Reproduce the whole listing exactly, omitting any picture it holds.

┄┄┄┄┄┄┄┄┄┄┄┄┄┄┄┄┄┄┄┄

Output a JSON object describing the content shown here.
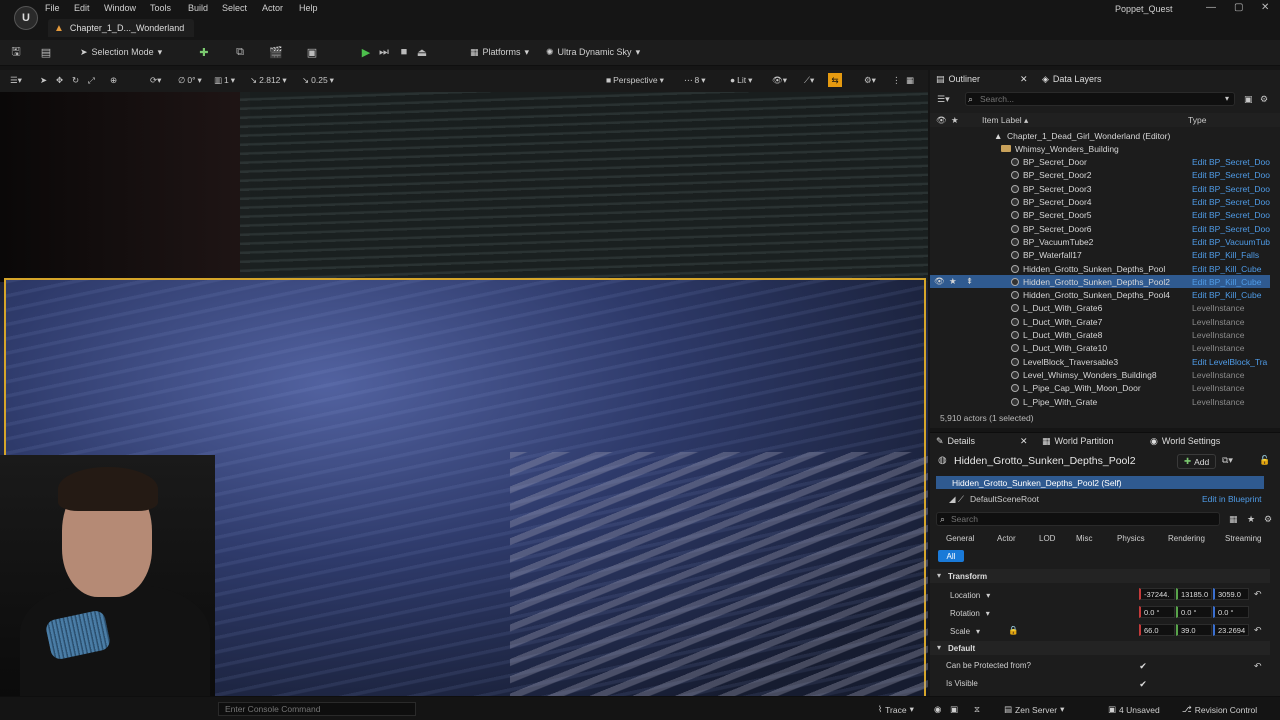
{
  "app": {
    "project_name": "Poppet_Quest",
    "level_tab": "Chapter_1_D..._Wonderland",
    "menu": [
      "File",
      "Edit",
      "Window",
      "Tools",
      "Build",
      "Select",
      "Actor",
      "Help"
    ]
  },
  "toolbar": {
    "selection_mode": "Selection Mode",
    "platforms": "Platforms",
    "sky": "Ultra Dynamic Sky"
  },
  "viewport_toolbar": {
    "rotation_snap": "0°",
    "scale_steps": "1",
    "camera_speed": "2.812",
    "grid_snap": "0.25",
    "perspective": "Perspective",
    "fov": "8",
    "view_mode": "Lit"
  },
  "outliner": {
    "tab": "Outliner",
    "tab2": "Data Layers",
    "search_placeholder": "Search...",
    "col_label": "Item Label ▴",
    "col_type": "Type",
    "root": "Chapter_1_Dead_Girl_Wonderland (Editor)",
    "folder": "Whimsy_Wonders_Building",
    "rows": [
      {
        "label": "BP_Secret_Door",
        "type": "Edit BP_Secret_Door"
      },
      {
        "label": "BP_Secret_Door2",
        "type": "Edit BP_Secret_Door"
      },
      {
        "label": "BP_Secret_Door3",
        "type": "Edit BP_Secret_Door"
      },
      {
        "label": "BP_Secret_Door4",
        "type": "Edit BP_Secret_Door"
      },
      {
        "label": "BP_Secret_Door5",
        "type": "Edit BP_Secret_Door"
      },
      {
        "label": "BP_Secret_Door6",
        "type": "Edit BP_Secret_Door"
      },
      {
        "label": "BP_VacuumTube2",
        "type": "Edit BP_VacuumTub"
      },
      {
        "label": "BP_Waterfall17",
        "type": "Edit BP_Kill_Falls"
      },
      {
        "label": "Hidden_Grotto_Sunken_Depths_Pool",
        "type": "Edit BP_Kill_Cube"
      },
      {
        "label": "Hidden_Grotto_Sunken_Depths_Pool2",
        "type": "Edit BP_Kill_Cube"
      },
      {
        "label": "Hidden_Grotto_Sunken_Depths_Pool4",
        "type": "Edit BP_Kill_Cube"
      },
      {
        "label": "L_Duct_With_Grate6",
        "type": "LevelInstance"
      },
      {
        "label": "L_Duct_With_Grate7",
        "type": "LevelInstance"
      },
      {
        "label": "L_Duct_With_Grate8",
        "type": "LevelInstance"
      },
      {
        "label": "L_Duct_With_Grate10",
        "type": "LevelInstance"
      },
      {
        "label": "LevelBlock_Traversable3",
        "type": "Edit LevelBlock_Tra"
      },
      {
        "label": "Level_Whimsy_Wonders_Building8",
        "type": "LevelInstance"
      },
      {
        "label": "L_Pipe_Cap_With_Moon_Door",
        "type": "LevelInstance"
      },
      {
        "label": "L_Pipe_With_Grate",
        "type": "LevelInstance"
      }
    ],
    "actor_count": "5,910 actors (1 selected)"
  },
  "details": {
    "tab": "Details",
    "tab2": "World Partition",
    "tab3": "World Settings",
    "actor_name": "Hidden_Grotto_Sunken_Depths_Pool2",
    "add_label": "Add",
    "self_row": "Hidden_Grotto_Sunken_Depths_Pool2 (Self)",
    "root_component": "DefaultSceneRoot",
    "edit_in_blueprint": "Edit in Blueprint",
    "search_placeholder": "Search",
    "filters": [
      "General",
      "Actor",
      "LOD",
      "Misc",
      "Physics",
      "Rendering",
      "Streaming"
    ],
    "all_label": "All",
    "transform_header": "Transform",
    "location_label": "Location",
    "location": [
      "-37244.",
      "13185.0",
      "3059.0"
    ],
    "rotation_label": "Rotation",
    "rotation": [
      "0.0 °",
      "0.0 °",
      "0.0 °"
    ],
    "scale_label": "Scale",
    "scale": [
      "66.0",
      "39.0",
      "23.2694"
    ],
    "default_header": "Default",
    "prop1": "Can be Protected from?",
    "prop2": "Is Visible"
  },
  "statusbar": {
    "console_placeholder": "Enter Console Command",
    "trace": "Trace",
    "zen": "Zen Server",
    "unsaved": "4 Unsaved",
    "revision": "Revision Control"
  }
}
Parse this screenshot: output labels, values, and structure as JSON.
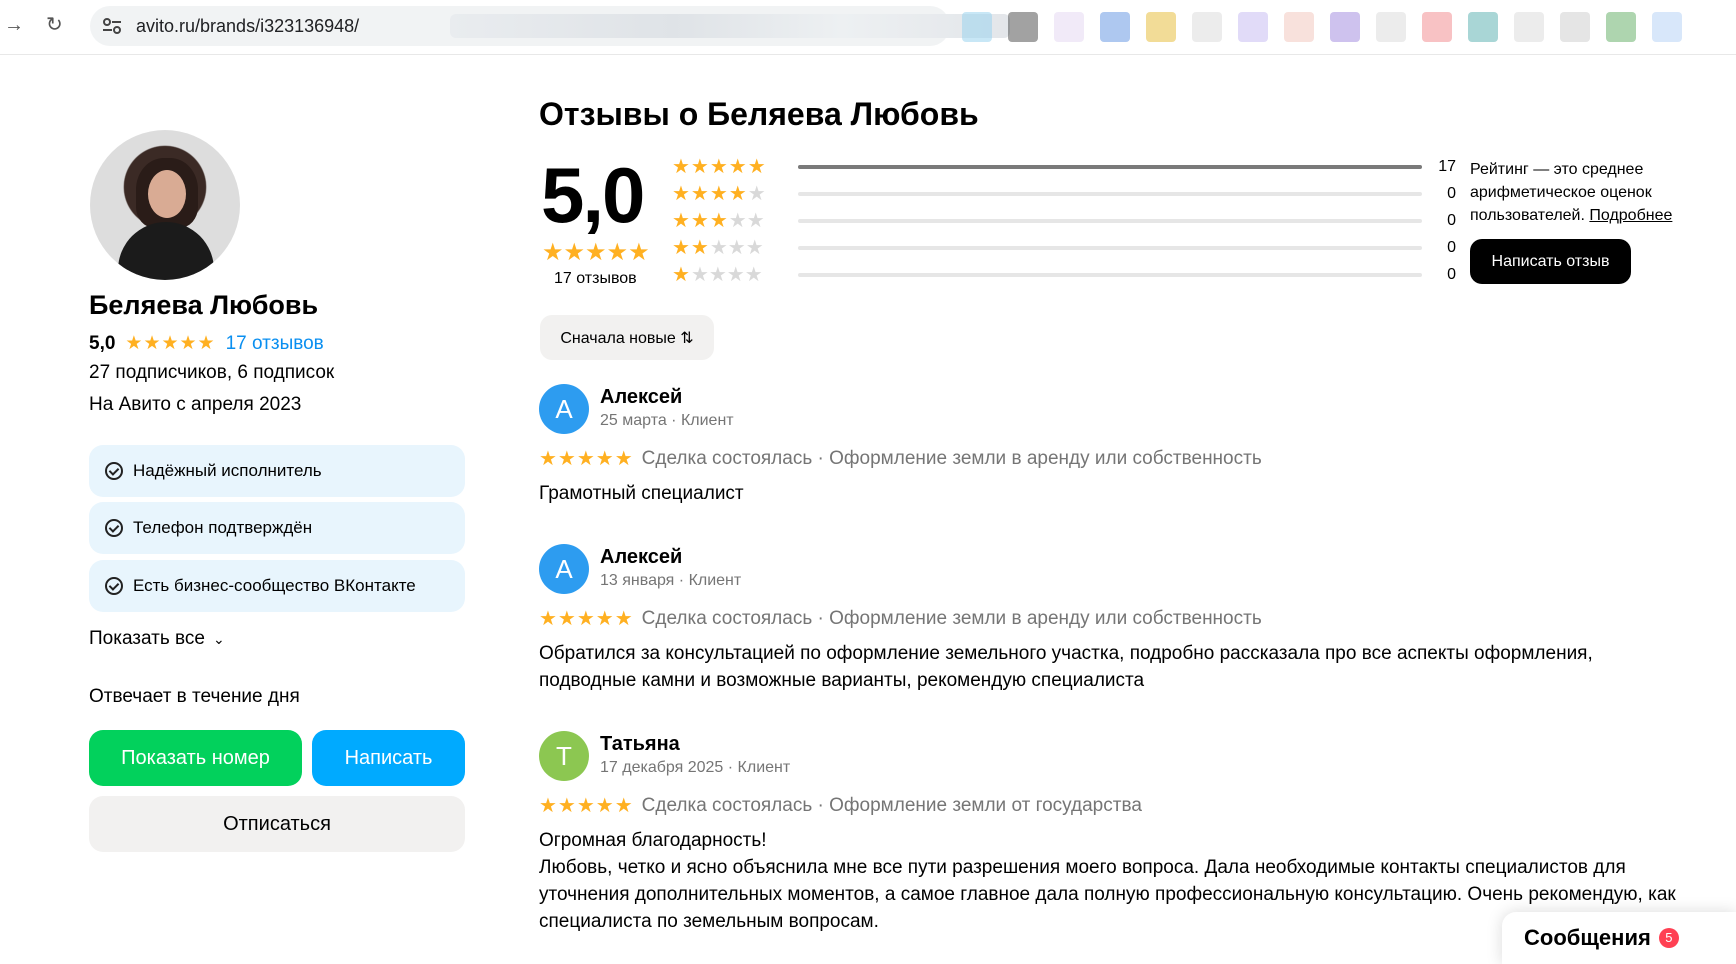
{
  "browser": {
    "url": "avito.ru/brands/i323136948/",
    "back_icon": "→",
    "reload_icon": "↻",
    "extension_colors": [
      "#9ad4ef",
      "#555555",
      "#e5d8f3",
      "#6c9be3",
      "#e8c042",
      "#dddddd",
      "#c8bdf2",
      "#f2c9bf",
      "#a590e0",
      "#dddddd",
      "#f28f93",
      "#62b5b5",
      "#dddddd",
      "#cfcfcf",
      "#6bb26d",
      "#b8d3f5"
    ]
  },
  "profile": {
    "name": "Беляева Любовь",
    "rating": "5,0",
    "stars": "★★★★★",
    "reviews_link": "17 отзывов",
    "followers": "27 подписчиков, 6 подписок",
    "since": "На Авито с апреля 2023",
    "badges": [
      "Надёжный исполнитель",
      "Телефон подтверждён",
      "Есть бизнес-сообщество ВКонтакте"
    ],
    "show_all": "Показать все",
    "responds": "Отвечает в течение дня",
    "show_number_button": "Показать номер",
    "write_button": "Написать",
    "unsubscribe_button": "Отписаться"
  },
  "reviews_section": {
    "title": "Отзывы о Беляева Любовь",
    "average": "5,0",
    "average_stars": "★★★★★",
    "count_label": "17 отзывов",
    "distribution": [
      {
        "filled": "★★★★★",
        "empty": "",
        "count": "17",
        "fraction": 1.0
      },
      {
        "filled": "★★★★",
        "empty": "★",
        "count": "0",
        "fraction": 0
      },
      {
        "filled": "★★★",
        "empty": "★★",
        "count": "0",
        "fraction": 0
      },
      {
        "filled": "★★",
        "empty": "★★★",
        "count": "0",
        "fraction": 0
      },
      {
        "filled": "★",
        "empty": "★★★★",
        "count": "0",
        "fraction": 0
      }
    ],
    "rating_note": "Рейтинг — это среднее арифметическое оценок пользователей.",
    "rating_note_link": "Подробнее",
    "write_review_button": "Написать отзыв",
    "sort_button": "Сначала новые ⇅"
  },
  "reviews": [
    {
      "initial": "А",
      "avatar_color": "#2d9cf0",
      "name": "Алексей",
      "date": "25 марта · Клиент",
      "stars": "★★★★★",
      "deal": "Сделка состоялась · Оформление земли в аренду или собственность",
      "text": "Грамотный специалист"
    },
    {
      "initial": "А",
      "avatar_color": "#2d9cf0",
      "name": "Алексей",
      "date": "13 января · Клиент",
      "stars": "★★★★★",
      "deal": "Сделка состоялась · Оформление земли в аренду или собственность",
      "text": "Обратился за консультацией по оформление земельного участка, подробно рассказала про все аспекты оформления, подводные камни и возможные варианты, рекомендую специалиста"
    },
    {
      "initial": "Т",
      "avatar_color": "#8cc751",
      "name": "Татьяна",
      "date": "17 декабря 2025 · Клиент",
      "stars": "★★★★★",
      "deal": "Сделка состоялась · Оформление земли от государства",
      "text_line1": "Огромная благодарность!",
      "text": "Любовь, четко и ясно объяснила мне все пути разрешения моего вопроса. Дала необходимые контакты специалистов для уточнения дополнительных моментов, а самое главное дала полную профессиональную консультацию. Очень рекомендую, как специалиста по земельным вопросам."
    }
  ],
  "messages_widget": {
    "label": "Сообщения",
    "badge": "5"
  }
}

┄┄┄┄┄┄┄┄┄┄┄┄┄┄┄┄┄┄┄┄

Answer for the task:
Output a JSON object describing the content shown here.
{
  "app": {
    "project_name": "Poppet_Quest",
    "level_tab": "Chapter_1_D..._Wonderland",
    "menu": [
      "File",
      "Edit",
      "Window",
      "Tools",
      "Build",
      "Select",
      "Actor",
      "Help"
    ]
  },
  "toolbar": {
    "selection_mode": "Selection Mode",
    "platforms": "Platforms",
    "sky": "Ultra Dynamic Sky"
  },
  "viewport_toolbar": {
    "rotation_snap": "0°",
    "scale_steps": "1",
    "camera_speed": "2.812",
    "grid_snap": "0.25",
    "perspective": "Perspective",
    "fov": "8",
    "view_mode": "Lit"
  },
  "outliner": {
    "tab": "Outliner",
    "tab2": "Data Layers",
    "search_placeholder": "Search...",
    "col_label": "Item Label ▴",
    "col_type": "Type",
    "root": "Chapter_1_Dead_Girl_Wonderland (Editor)",
    "folder": "Whimsy_Wonders_Building",
    "rows": [
      {
        "label": "BP_Secret_Door",
        "type": "Edit BP_Secret_Door"
      },
      {
        "label": "BP_Secret_Door2",
        "type": "Edit BP_Secret_Door"
      },
      {
        "label": "BP_Secret_Door3",
        "type": "Edit BP_Secret_Door"
      },
      {
        "label": "BP_Secret_Door4",
        "type": "Edit BP_Secret_Door"
      },
      {
        "label": "BP_Secret_Door5",
        "type": "Edit BP_Secret_Door"
      },
      {
        "label": "BP_Secret_Door6",
        "type": "Edit BP_Secret_Door"
      },
      {
        "label": "BP_VacuumTube2",
        "type": "Edit BP_VacuumTub"
      },
      {
        "label": "BP_Waterfall17",
        "type": "Edit BP_Kill_Falls"
      },
      {
        "label": "Hidden_Grotto_Sunken_Depths_Pool",
        "type": "Edit BP_Kill_Cube"
      },
      {
        "label": "Hidden_Grotto_Sunken_Depths_Pool2",
        "type": "Edit BP_Kill_Cube"
      },
      {
        "label": "Hidden_Grotto_Sunken_Depths_Pool4",
        "type": "Edit BP_Kill_Cube"
      },
      {
        "label": "L_Duct_With_Grate6",
        "type": "LevelInstance"
      },
      {
        "label": "L_Duct_With_Grate7",
        "type": "LevelInstance"
      },
      {
        "label": "L_Duct_With_Grate8",
        "type": "LevelInstance"
      },
      {
        "label": "L_Duct_With_Grate10",
        "type": "LevelInstance"
      },
      {
        "label": "LevelBlock_Traversable3",
        "type": "Edit LevelBlock_Tra"
      },
      {
        "label": "Level_Whimsy_Wonders_Building8",
        "type": "LevelInstance"
      },
      {
        "label": "L_Pipe_Cap_With_Moon_Door",
        "type": "LevelInstance"
      },
      {
        "label": "L_Pipe_With_Grate",
        "type": "LevelInstance"
      }
    ],
    "actor_count": "5,910 actors (1 selected)"
  },
  "details": {
    "tab": "Details",
    "tab2": "World Partition",
    "tab3": "World Settings",
    "actor_name": "Hidden_Grotto_Sunken_Depths_Pool2",
    "add_label": "Add",
    "self_row": "Hidden_Grotto_Sunken_Depths_Pool2 (Self)",
    "root_component": "DefaultSceneRoot",
    "edit_in_blueprint": "Edit in Blueprint",
    "search_placeholder": "Search",
    "filters": [
      "General",
      "Actor",
      "LOD",
      "Misc",
      "Physics",
      "Rendering",
      "Streaming"
    ],
    "all_label": "All",
    "transform_header": "Transform",
    "location_label": "Location",
    "location": [
      "-37244.",
      "13185.0",
      "3059.0"
    ],
    "rotation_label": "Rotation",
    "rotation": [
      "0.0 °",
      "0.0 °",
      "0.0 °"
    ],
    "scale_label": "Scale",
    "scale": [
      "66.0",
      "39.0",
      "23.2694"
    ],
    "default_header": "Default",
    "prop1": "Can be Protected from?",
    "prop2": "Is Visible"
  },
  "statusbar": {
    "console_placeholder": "Enter Console Command",
    "trace": "Trace",
    "zen": "Zen Server",
    "unsaved": "4 Unsaved",
    "revision": "Revision Control"
  }
}
Parse this screenshot: output labels, values, and structure as JSON.
{
  "browser": {
    "url": "avito.ru/brands/i323136948/",
    "back_icon": "→",
    "reload_icon": "↻",
    "extension_colors": [
      "#9ad4ef",
      "#555555",
      "#e5d8f3",
      "#6c9be3",
      "#e8c042",
      "#dddddd",
      "#c8bdf2",
      "#f2c9bf",
      "#a590e0",
      "#dddddd",
      "#f28f93",
      "#62b5b5",
      "#dddddd",
      "#cfcfcf",
      "#6bb26d",
      "#b8d3f5"
    ]
  },
  "profile": {
    "name": "Беляева Любовь",
    "rating": "5,0",
    "stars": "★★★★★",
    "reviews_link": "17 отзывов",
    "followers": "27 подписчиков, 6 подписок",
    "since": "На Авито с апреля 2023",
    "badges": [
      "Надёжный исполнитель",
      "Телефон подтверждён",
      "Есть бизнес-сообщество ВКонтакте"
    ],
    "show_all": "Показать все",
    "responds": "Отвечает в течение дня",
    "show_number_button": "Показать номер",
    "write_button": "Написать",
    "unsubscribe_button": "Отписаться"
  },
  "reviews_section": {
    "title": "Отзывы о Беляева Любовь",
    "average": "5,0",
    "average_stars": "★★★★★",
    "count_label": "17 отзывов",
    "distribution": [
      {
        "filled": "★★★★★",
        "empty": "",
        "count": "17",
        "fraction": 1.0
      },
      {
        "filled": "★★★★",
        "empty": "★",
        "count": "0",
        "fraction": 0
      },
      {
        "filled": "★★★",
        "empty": "★★",
        "count": "0",
        "fraction": 0
      },
      {
        "filled": "★★",
        "empty": "★★★",
        "count": "0",
        "fraction": 0
      },
      {
        "filled": "★",
        "empty": "★★★★",
        "count": "0",
        "fraction": 0
      }
    ],
    "rating_note": "Рейтинг — это среднее арифметическое оценок пользователей.",
    "rating_note_link": "Подробнее",
    "write_review_button": "Написать отзыв",
    "sort_button": "Сначала новые ⇅"
  },
  "reviews": [
    {
      "initial": "А",
      "avatar_color": "#2d9cf0",
      "name": "Алексей",
      "date": "25 марта · Клиент",
      "stars": "★★★★★",
      "deal": "Сделка состоялась · Оформление земли в аренду или собственность",
      "text": "Грамотный специалист"
    },
    {
      "initial": "А",
      "avatar_color": "#2d9cf0",
      "name": "Алексей",
      "date": "13 января · Клиент",
      "stars": "★★★★★",
      "deal": "Сделка состоялась · Оформление земли в аренду или собственность",
      "text": "Обратился за консультацией по оформление земельного участка, подробно рассказала про все аспекты оформления, подводные камни и возможные варианты, рекомендую специалиста"
    },
    {
      "initial": "Т",
      "avatar_color": "#8cc751",
      "name": "Татьяна",
      "date": "17 декабря 2025 · Клиент",
      "stars": "★★★★★",
      "deal": "Сделка состоялась · Оформление земли от государства",
      "text_line1": "Огромная благодарность!",
      "text": "Любовь, четко и ясно объяснила мне все пути разрешения моего вопроса. Дала необходимые контакты специалистов для уточнения дополнительных моментов, а самое главное дала полную профессиональную консультацию. Очень рекомендую, как специалиста по земельным вопросам."
    }
  ],
  "messages_widget": {
    "label": "Сообщения",
    "badge": "5"
  }
}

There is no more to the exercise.